● Excerpts from an interface dataset
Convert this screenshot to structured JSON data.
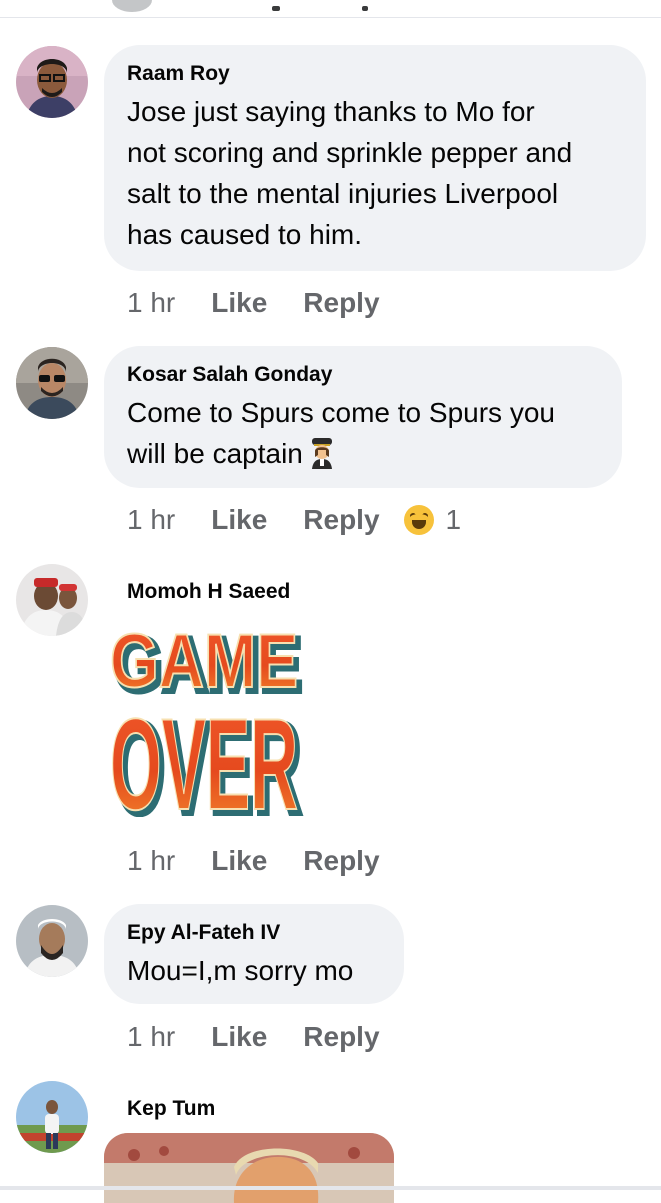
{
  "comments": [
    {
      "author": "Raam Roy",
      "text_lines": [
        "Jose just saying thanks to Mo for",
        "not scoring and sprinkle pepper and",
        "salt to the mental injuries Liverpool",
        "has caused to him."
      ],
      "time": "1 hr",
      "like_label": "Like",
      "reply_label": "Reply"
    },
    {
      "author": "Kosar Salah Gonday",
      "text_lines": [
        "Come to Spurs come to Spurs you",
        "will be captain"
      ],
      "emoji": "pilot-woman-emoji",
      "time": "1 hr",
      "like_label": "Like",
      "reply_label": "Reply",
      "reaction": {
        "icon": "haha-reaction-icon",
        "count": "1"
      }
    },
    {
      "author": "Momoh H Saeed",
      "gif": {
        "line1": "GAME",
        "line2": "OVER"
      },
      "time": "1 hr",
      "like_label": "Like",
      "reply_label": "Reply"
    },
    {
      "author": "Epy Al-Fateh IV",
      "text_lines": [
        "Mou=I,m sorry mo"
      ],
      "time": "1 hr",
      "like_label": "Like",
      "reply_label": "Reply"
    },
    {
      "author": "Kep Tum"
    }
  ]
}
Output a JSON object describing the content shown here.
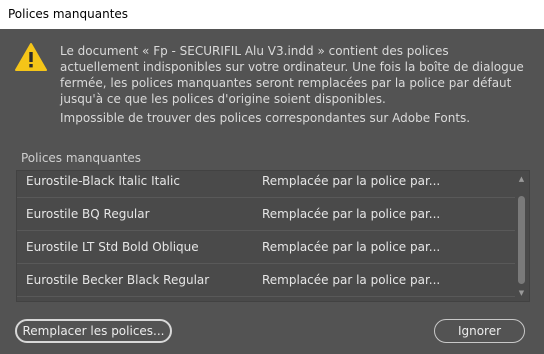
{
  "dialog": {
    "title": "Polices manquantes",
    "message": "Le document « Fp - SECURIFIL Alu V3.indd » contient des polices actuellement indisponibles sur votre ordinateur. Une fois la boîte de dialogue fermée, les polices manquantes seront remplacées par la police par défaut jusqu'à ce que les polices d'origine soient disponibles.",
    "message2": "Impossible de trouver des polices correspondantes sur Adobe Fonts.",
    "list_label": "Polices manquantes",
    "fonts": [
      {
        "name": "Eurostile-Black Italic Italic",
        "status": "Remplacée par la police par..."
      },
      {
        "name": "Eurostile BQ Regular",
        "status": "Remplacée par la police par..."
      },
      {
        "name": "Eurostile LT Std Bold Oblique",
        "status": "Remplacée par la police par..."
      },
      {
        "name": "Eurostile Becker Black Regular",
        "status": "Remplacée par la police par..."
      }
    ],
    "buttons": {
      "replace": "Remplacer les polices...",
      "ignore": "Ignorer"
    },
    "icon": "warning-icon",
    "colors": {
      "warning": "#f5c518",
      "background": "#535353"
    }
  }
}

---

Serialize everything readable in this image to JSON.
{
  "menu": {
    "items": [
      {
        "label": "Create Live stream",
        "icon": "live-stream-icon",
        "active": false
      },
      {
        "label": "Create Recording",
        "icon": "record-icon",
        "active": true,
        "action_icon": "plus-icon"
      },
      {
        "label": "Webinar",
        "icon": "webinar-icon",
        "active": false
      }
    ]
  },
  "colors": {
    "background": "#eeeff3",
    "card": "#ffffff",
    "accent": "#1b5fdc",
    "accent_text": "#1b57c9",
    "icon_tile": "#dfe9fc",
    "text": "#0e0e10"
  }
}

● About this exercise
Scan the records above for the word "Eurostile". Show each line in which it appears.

● Reply
        "name": "Eurostile-Black Italic Italic",
        "name": "Eurostile BQ Regular",
        "name": "Eurostile LT Std Bold Oblique",
        "name": "Eurostile Becker Black Regular",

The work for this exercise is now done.